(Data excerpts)
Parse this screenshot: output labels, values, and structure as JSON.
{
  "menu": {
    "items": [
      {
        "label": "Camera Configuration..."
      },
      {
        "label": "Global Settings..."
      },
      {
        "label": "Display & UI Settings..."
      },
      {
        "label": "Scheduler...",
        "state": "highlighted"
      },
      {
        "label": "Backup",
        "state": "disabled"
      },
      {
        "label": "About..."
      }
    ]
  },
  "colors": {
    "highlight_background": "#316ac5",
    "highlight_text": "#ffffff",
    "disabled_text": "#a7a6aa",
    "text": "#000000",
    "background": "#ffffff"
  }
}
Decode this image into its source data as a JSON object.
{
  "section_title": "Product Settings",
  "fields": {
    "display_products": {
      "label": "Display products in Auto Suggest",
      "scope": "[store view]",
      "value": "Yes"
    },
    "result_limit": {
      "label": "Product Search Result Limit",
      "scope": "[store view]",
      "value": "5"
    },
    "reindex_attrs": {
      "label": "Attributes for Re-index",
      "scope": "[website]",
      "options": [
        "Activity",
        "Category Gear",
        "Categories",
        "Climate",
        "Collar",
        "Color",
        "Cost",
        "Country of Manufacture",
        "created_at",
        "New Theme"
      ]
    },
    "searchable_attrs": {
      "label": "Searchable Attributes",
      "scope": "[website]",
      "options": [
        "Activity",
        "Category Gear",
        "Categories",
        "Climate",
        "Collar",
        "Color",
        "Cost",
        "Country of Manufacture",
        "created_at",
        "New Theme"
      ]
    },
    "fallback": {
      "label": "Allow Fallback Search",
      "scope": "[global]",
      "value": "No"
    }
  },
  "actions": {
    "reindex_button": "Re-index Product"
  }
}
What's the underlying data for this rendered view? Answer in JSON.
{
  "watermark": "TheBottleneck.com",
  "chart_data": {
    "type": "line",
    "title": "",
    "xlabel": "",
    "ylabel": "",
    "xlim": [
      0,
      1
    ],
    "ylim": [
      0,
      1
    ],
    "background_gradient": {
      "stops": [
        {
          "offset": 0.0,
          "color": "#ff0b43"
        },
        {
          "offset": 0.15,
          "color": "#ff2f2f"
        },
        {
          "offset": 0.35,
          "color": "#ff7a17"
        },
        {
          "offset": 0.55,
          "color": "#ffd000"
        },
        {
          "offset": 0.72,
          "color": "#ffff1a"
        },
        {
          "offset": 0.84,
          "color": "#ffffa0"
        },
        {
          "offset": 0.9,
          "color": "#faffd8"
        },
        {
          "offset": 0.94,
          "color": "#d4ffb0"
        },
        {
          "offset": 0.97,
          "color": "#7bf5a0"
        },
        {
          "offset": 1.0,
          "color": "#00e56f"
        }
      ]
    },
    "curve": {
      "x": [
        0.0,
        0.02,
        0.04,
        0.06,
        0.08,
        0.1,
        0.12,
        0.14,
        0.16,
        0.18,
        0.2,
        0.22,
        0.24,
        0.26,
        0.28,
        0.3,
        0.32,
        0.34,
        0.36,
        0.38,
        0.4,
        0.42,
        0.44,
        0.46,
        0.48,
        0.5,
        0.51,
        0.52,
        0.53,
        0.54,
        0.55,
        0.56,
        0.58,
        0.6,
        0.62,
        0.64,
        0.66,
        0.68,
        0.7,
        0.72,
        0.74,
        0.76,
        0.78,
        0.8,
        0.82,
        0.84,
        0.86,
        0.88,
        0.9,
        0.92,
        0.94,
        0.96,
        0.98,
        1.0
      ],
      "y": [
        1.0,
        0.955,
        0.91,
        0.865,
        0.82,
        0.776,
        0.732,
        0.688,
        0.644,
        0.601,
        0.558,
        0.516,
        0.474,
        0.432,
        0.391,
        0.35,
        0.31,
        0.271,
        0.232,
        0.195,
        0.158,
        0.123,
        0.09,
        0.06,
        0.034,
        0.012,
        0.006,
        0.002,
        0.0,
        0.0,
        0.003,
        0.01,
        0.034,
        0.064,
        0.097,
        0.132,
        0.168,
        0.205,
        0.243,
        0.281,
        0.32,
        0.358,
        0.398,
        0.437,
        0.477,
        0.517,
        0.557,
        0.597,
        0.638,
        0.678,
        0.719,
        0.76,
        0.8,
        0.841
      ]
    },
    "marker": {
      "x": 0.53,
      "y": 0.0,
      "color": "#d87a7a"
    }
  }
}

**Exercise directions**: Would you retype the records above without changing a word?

**Problem solution**:
Parse this screenshot: output labels, values, and structure as JSON.
{
  "menu": {
    "items": [
      {
        "label": "Camera Configuration..."
      },
      {
        "label": "Global Settings..."
      },
      {
        "label": "Display & UI Settings..."
      },
      {
        "label": "Scheduler...",
        "state": "highlighted"
      },
      {
        "label": "Backup",
        "state": "disabled"
      },
      {
        "label": "About..."
      }
    ]
  },
  "colors": {
    "highlight_background": "#316ac5",
    "highlight_text": "#ffffff",
    "disabled_text": "#a7a6aa",
    "text": "#000000",
    "background": "#ffffff"
  }
}
Decode this image into its source data as a JSON object.
{
  "section_title": "Product Settings",
  "fields": {
    "display_products": {
      "label": "Display products in Auto Suggest",
      "scope": "[store view]",
      "value": "Yes"
    },
    "result_limit": {
      "label": "Product Search Result Limit",
      "scope": "[store view]",
      "value": "5"
    },
    "reindex_attrs": {
      "label": "Attributes for Re-index",
      "scope": "[website]",
      "options": [
        "Activity",
        "Category Gear",
        "Categories",
        "Climate",
        "Collar",
        "Color",
        "Cost",
        "Country of Manufacture",
        "created_at",
        "New Theme"
      ]
    },
    "searchable_attrs": {
      "label": "Searchable Attributes",
      "scope": "[website]",
      "options": [
        "Activity",
        "Category Gear",
        "Categories",
        "Climate",
        "Collar",
        "Color",
        "Cost",
        "Country of Manufacture",
        "created_at",
        "New Theme"
      ]
    },
    "fallback": {
      "label": "Allow Fallback Search",
      "scope": "[global]",
      "value": "No"
    }
  },
  "actions": {
    "reindex_button": "Re-index Product"
  }
}
What's the underlying data for this rendered view? Answer in JSON.
{
  "watermark": "TheBottleneck.com",
  "chart_data": {
    "type": "line",
    "title": "",
    "xlabel": "",
    "ylabel": "",
    "xlim": [
      0,
      1
    ],
    "ylim": [
      0,
      1
    ],
    "background_gradient": {
      "stops": [
        {
          "offset": 0.0,
          "color": "#ff0b43"
        },
        {
          "offset": 0.15,
          "color": "#ff2f2f"
        },
        {
          "offset": 0.35,
          "color": "#ff7a17"
        },
        {
          "offset": 0.55,
          "color": "#ffd000"
        },
        {
          "offset": 0.72,
          "color": "#ffff1a"
        },
        {
          "offset": 0.84,
          "color": "#ffffa0"
        },
        {
          "offset": 0.9,
          "color": "#faffd8"
        },
        {
          "offset": 0.94,
          "color": "#d4ffb0"
        },
        {
          "offset": 0.97,
          "color": "#7bf5a0"
        },
        {
          "offset": 1.0,
          "color": "#00e56f"
        }
      ]
    },
    "curve": {
      "x": [
        0.0,
        0.02,
        0.04,
        0.06,
        0.08,
        0.1,
        0.12,
        0.14,
        0.16,
        0.18,
        0.2,
        0.22,
        0.24,
        0.26,
        0.28,
        0.3,
        0.32,
        0.34,
        0.36,
        0.38,
        0.4,
        0.42,
        0.44,
        0.46,
        0.48,
        0.5,
        0.51,
        0.52,
        0.53,
        0.54,
        0.55,
        0.56,
        0.58,
        0.6,
        0.62,
        0.64,
        0.66,
        0.68,
        0.7,
        0.72,
        0.74,
        0.76,
        0.78,
        0.8,
        0.82,
        0.84,
        0.86,
        0.88,
        0.9,
        0.92,
        0.94,
        0.96,
        0.98,
        1.0
      ],
      "y": [
        1.0,
        0.955,
        0.91,
        0.865,
        0.82,
        0.776,
        0.732,
        0.688,
        0.644,
        0.601,
        0.558,
        0.516,
        0.474,
        0.432,
        0.391,
        0.35,
        0.31,
        0.271,
        0.232,
        0.195,
        0.158,
        0.123,
        0.09,
        0.06,
        0.034,
        0.012,
        0.006,
        0.002,
        0.0,
        0.0,
        0.003,
        0.01,
        0.034,
        0.064,
        0.097,
        0.132,
        0.168,
        0.205,
        0.243,
        0.281,
        0.32,
        0.358,
        0.398,
        0.437,
        0.477,
        0.517,
        0.557,
        0.597,
        0.638,
        0.678,
        0.719,
        0.76,
        0.8,
        0.841
      ]
    },
    "marker": {
      "x": 0.53,
      "y": 0.0,
      "color": "#d87a7a"
    }
  }
}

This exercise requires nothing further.